Then we looked further and saw that the emblems, as explained by the Apostle (1 Cor. 10:16), represent not only the death of our Lord Jesus as our ransom, but also our participation with him in death—not as ransomers, but merely as joint-sacrificers with him, that we might be accounted worthy also to be his joint-heirs in the glory of his Kingdom. We seemed to hear him explain that to drink of his cup meant on our part a pledge to die with him; and then his inquiry, Are ye able to drink of the cup that I shall drink of, and to be baptized with the baptism that I am baptized with? And our hearts replied in the words of James and John, We are able. We pledged ourselves to faithfulness to him, to his Word and to all the fellow-members of his body, and then rejoiced to hear his assurance, Ye shall indeed drink of my cup and be baptized with my baptism. We sang in conclusion that precious old hymn—

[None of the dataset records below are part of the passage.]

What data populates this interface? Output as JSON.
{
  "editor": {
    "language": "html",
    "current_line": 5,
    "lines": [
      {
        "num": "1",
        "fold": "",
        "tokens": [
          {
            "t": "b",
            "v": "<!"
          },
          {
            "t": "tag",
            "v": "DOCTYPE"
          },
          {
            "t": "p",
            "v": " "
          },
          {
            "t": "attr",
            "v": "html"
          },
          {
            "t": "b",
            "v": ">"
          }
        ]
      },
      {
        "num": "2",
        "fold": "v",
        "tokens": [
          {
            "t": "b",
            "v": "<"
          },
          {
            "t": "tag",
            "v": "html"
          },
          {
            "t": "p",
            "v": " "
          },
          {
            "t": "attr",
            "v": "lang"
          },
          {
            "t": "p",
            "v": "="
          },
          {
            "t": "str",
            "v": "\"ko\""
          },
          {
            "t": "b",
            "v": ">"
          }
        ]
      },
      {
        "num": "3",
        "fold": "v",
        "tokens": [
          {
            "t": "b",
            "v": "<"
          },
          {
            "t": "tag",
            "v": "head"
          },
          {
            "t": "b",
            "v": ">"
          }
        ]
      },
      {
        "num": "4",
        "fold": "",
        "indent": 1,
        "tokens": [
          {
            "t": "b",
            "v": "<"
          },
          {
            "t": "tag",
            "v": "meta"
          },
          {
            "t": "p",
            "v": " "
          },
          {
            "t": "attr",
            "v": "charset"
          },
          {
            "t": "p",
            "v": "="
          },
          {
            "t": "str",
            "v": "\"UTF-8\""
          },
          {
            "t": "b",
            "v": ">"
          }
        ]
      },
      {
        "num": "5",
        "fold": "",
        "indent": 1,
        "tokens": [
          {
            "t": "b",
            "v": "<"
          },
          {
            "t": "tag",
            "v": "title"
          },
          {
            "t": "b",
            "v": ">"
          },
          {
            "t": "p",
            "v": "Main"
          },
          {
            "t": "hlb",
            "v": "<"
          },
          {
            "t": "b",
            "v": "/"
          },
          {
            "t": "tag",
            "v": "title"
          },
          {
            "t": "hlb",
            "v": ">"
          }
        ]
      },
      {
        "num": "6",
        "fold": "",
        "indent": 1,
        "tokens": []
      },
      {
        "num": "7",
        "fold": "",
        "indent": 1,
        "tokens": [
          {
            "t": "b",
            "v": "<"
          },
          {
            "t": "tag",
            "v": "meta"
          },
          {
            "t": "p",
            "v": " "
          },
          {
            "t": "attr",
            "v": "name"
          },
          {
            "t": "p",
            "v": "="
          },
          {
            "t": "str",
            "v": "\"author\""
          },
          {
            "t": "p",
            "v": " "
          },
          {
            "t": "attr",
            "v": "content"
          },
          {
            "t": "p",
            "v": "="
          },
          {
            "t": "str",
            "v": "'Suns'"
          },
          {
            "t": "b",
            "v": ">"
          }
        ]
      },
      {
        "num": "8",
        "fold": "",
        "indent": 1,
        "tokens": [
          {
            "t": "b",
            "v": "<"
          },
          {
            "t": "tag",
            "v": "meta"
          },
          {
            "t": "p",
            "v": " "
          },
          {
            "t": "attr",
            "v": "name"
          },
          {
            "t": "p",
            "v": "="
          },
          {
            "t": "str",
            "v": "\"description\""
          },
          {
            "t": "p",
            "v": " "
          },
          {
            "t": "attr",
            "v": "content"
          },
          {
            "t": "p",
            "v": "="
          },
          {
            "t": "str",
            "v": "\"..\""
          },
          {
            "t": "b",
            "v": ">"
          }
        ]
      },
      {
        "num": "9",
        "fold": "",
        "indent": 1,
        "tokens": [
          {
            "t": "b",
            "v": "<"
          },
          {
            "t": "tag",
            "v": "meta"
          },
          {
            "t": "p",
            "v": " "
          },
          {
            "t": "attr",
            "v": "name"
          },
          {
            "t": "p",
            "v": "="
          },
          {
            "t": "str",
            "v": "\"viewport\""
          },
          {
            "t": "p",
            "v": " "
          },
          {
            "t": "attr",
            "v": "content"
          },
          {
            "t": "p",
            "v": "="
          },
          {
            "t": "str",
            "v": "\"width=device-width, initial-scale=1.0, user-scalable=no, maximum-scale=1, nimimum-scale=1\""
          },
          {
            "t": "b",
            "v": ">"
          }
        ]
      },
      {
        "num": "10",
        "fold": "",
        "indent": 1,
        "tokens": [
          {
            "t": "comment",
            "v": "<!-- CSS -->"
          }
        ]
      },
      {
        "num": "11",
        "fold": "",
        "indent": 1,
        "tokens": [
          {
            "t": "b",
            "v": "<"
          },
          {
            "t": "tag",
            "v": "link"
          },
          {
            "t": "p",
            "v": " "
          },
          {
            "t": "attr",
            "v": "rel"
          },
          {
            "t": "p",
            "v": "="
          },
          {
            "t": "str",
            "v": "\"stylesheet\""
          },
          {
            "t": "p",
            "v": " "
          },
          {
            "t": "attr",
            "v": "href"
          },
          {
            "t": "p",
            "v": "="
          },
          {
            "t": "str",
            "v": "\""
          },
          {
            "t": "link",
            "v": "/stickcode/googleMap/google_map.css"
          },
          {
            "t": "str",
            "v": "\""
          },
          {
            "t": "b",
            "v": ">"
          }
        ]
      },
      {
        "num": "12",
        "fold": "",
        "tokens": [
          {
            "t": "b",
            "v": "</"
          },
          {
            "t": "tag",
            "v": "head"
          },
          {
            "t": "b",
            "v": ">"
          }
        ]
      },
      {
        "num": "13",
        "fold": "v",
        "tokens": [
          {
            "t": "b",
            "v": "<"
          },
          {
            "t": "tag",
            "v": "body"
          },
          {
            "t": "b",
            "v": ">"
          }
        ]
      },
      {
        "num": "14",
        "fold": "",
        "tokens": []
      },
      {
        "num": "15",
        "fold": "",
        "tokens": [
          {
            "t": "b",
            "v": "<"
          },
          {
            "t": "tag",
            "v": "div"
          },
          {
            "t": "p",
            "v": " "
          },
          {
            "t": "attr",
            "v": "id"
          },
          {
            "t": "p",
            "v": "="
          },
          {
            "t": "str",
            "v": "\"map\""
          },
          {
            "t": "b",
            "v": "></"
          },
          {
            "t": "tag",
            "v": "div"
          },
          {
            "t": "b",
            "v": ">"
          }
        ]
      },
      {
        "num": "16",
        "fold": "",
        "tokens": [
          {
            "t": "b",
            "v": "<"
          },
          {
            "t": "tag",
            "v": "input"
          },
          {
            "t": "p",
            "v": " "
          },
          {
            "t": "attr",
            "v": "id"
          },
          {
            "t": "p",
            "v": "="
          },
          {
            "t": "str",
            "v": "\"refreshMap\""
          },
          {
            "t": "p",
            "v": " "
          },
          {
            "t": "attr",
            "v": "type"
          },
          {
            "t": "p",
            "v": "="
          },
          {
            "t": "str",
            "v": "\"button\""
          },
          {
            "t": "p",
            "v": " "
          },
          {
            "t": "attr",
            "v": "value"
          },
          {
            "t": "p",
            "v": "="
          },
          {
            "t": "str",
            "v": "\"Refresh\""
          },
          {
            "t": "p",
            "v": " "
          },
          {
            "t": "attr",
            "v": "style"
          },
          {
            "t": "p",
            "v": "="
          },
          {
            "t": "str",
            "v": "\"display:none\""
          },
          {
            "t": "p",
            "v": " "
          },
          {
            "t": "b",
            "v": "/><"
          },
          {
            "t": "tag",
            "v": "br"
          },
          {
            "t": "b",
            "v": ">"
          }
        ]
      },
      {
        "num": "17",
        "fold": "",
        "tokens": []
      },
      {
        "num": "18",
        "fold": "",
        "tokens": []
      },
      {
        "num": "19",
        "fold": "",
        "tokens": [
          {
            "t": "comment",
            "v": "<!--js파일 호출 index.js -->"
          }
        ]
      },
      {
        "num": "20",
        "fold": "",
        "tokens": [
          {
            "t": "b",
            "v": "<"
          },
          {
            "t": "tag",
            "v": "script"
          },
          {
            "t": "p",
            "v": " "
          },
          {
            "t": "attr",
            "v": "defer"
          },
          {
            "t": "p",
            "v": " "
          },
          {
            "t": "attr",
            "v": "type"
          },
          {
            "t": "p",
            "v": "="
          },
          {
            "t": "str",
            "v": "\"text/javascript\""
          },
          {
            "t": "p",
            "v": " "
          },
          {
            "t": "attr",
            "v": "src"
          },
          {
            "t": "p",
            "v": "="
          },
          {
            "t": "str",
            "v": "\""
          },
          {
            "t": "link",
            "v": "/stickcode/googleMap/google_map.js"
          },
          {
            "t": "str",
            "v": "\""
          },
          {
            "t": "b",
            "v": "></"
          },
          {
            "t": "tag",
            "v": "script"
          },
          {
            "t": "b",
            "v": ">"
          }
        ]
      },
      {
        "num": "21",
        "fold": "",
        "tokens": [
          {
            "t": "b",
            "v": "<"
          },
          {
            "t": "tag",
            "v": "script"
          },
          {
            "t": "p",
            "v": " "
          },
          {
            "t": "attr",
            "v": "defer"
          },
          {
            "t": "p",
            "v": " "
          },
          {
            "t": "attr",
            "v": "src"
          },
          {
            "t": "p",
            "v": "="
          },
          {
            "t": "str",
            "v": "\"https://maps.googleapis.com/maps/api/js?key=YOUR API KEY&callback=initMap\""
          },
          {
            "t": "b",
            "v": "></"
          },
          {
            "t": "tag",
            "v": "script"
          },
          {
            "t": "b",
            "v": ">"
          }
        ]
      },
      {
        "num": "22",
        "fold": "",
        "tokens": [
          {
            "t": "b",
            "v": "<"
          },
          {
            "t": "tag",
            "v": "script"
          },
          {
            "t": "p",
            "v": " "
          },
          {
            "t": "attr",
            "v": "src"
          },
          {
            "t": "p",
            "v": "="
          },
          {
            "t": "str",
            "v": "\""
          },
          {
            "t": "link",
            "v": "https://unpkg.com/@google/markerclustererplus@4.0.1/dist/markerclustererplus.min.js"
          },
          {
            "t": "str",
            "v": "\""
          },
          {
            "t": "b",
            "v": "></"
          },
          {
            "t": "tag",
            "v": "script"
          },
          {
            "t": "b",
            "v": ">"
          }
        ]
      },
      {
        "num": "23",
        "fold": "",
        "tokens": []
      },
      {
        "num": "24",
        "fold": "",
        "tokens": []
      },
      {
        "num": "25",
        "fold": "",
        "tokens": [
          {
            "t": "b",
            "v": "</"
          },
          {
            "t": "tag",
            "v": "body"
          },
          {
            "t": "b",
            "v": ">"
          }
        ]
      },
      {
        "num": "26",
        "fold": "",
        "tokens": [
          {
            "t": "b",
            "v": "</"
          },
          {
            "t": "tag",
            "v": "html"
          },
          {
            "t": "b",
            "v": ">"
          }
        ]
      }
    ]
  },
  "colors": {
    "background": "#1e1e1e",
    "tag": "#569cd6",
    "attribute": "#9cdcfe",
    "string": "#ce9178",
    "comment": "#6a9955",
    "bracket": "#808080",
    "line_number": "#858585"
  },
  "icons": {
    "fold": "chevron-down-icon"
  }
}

"Sweet the moments, rich in blessing,
Which before the cross I spend;
Life and health and peace possessing
From the sinner's dying Friend."

[R1302 : page 69] Then we quietly adjourned to our abodes, reflecting the while upon the scenes and incidents of eighteen centuries ago—Gethsemane, Pilate's judgment-seat, and Calvary.

The succeeding days were devoted chiefly to the Colporteur work and to private counselling with those who desired to enter it. The interest in the Colporteur work seems to be growing. Several persons, by previous arrangement, started out to give their lives thenceforth as missionaries in this, which more and more seems to commend itself as the best method of preaching the gospel at the present time. Beside these, some nine others declared their desire to engage all their talents in this fruitful quarter of the harvest field, and left the convention determined, by the grace of God, to lay aside present weights and hindrances, and to shape their affairs so that they may soon be able to give their entire time to the work of spreading the good tidings, and thus serving the Lord by helping his body, the consecrated Church. Thus it is that the Bride is to make herself ready.—Rev. 19:7.

The Colporteurs' meetings included several lessons and illustrations of the best methods of presenting MILLENNIAL DAWN to the attention of the people so as to interest them without exciting their prejudices. The more experienced and more successful of the Colporteurs in this way did great service to the less experienced and less successful, and thus to the cause in general.

We have heard from a number of those who were present from a distance, since their return to their homes, that the blessed influence of the meetings, as a sweet perfume, abides with them as a foretaste of the General Assembly of the Church of the First-born Ones, whose names are written in heaven.